__Task__.
Each line below has to be output exactly, from first to last.

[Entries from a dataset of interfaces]
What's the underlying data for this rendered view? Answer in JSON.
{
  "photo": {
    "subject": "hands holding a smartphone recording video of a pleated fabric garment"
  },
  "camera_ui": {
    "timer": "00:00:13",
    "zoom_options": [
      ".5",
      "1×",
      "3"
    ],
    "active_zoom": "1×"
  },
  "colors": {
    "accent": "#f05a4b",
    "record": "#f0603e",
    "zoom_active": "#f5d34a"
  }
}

__Result below__.
What's the underlying data for this rendered view? Answer in JSON.
{
  "photo": {
    "subject": "hands holding a smartphone recording video of a pleated fabric garment"
  },
  "camera_ui": {
    "timer": "00:00:13",
    "zoom_options": [
      ".5",
      "1×",
      "3"
    ],
    "active_zoom": "1×"
  },
  "colors": {
    "accent": "#f05a4b",
    "record": "#f0603e",
    "zoom_active": "#f5d34a"
  }
}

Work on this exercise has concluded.